Living in Seattle means I don’t often get over the Olympic Mountains. For whatever reason the stars aligned this spring and I not only did my first solo hike in the Olympics, but I also went on a killer camping trip to the Hoh Rainforest. We hiked the Hoh River Trail to the Happy Four Shelter campsite, about 6 miles, to spend the night sleeping next to the calming sounds of the Hoh River. This Washington rainforest is an incredible sight in the springtime when everything is at its most green. Clovers the size of your hand, rushing waterfalls and really, really big trees make the Hoh River Trail a surreal place.
We left Seattle Friday evening and took the Edmonds-to-Kingston ferry. We arrived late at our car-camping site, but sit were able to score a nice spot at Sequim Bay State Park near the boat launch. The night was filled with stars in the sky and bioluminescence in the water. It made for quite the beautiful night, followed by a fantastic, classic, northwest foggy morning. What was once a clear view across the water turned into a cloud of white mist that was gorgeous in its own eerie way.
After breakfast we continue our trip westward to the Olympic National Park welcome center. We got a pass and registered for our spot on the trail, then continued the drive to the coast. You have to drive all the way to the ocean to get to the Hoh River Trail entrance, but the drive is beautiful and you have the option of stopping at one of Washington’s most famous beaches—Ruby Beach—on the way in or out.

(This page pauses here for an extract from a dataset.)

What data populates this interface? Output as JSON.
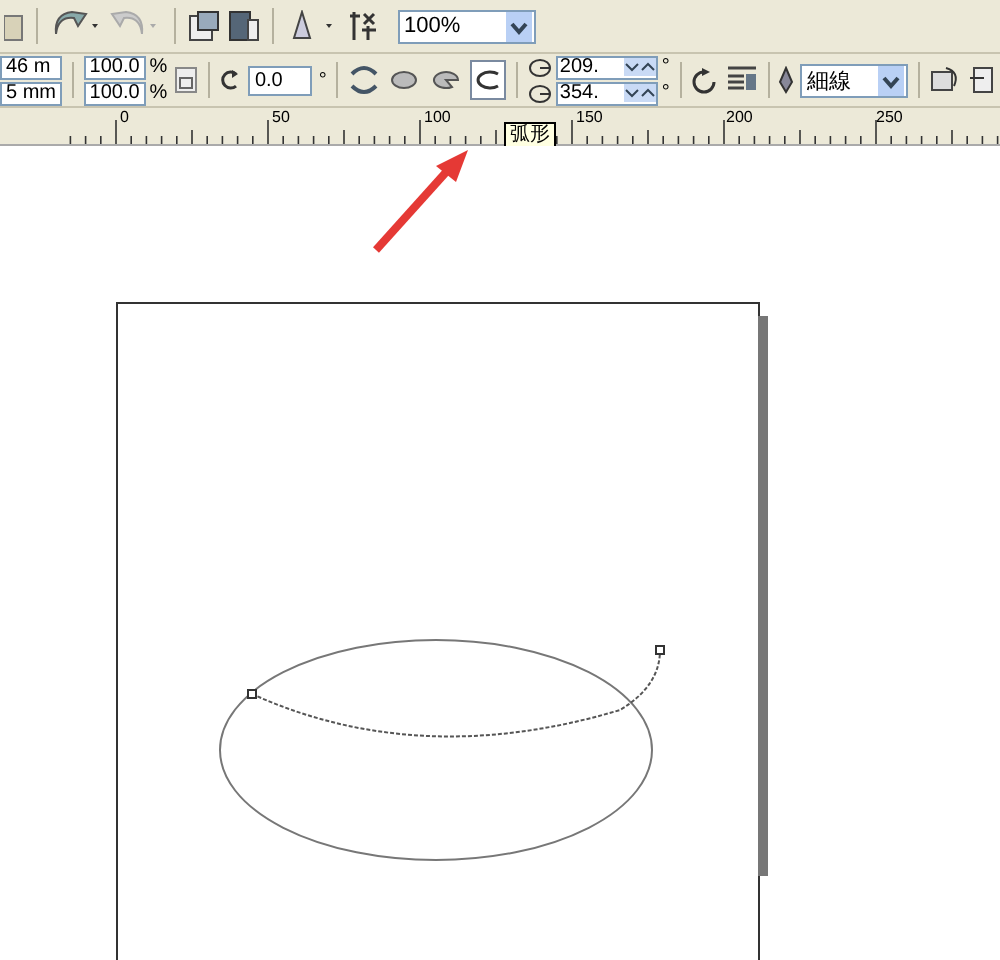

The Hoh River Trail is a 32.8 mile trail with a number of campsites and points of interest along the way. The trail is varied, but suitable for most all ages as it doesn’t seem to have much elevation. However, should you be looking to hike in further I’d definitely suggest doing some more research. We went about 3 miles to Tom Creek, but found many of the good campsites to be taken. We had some energy to burn still, so we kept hiking to the 5.7 mile mark where Happy Four Shelter is. Those that are there for a good day hike normally go 4 miles in to the waterfall and turn around, so traffic lightens up quite a bit after that. Happy Four, or as we called it “Happy Hour” was a great little riverfront area with a number of campsites spaced out moderately.
It was a fun night of campfire food, bourbon and chats by the campfire. Surprisingly it wasn’t too cold at night for a mid-April night as we lucked out with an uncharacteristically sunny day to hike in. The morning hike back to the parking lot was cooler, but we did spot an group of elk about 10 minutes before we arrived back at the trailhead. I spent most of the hike back looking for a 4-leaf clover (the clovers in the rainforest are the size of your palm by the way), which I finally spotted after at least an hour and a half of looking at the ground. They DO exist! A perfect way to end an awesome camping trip.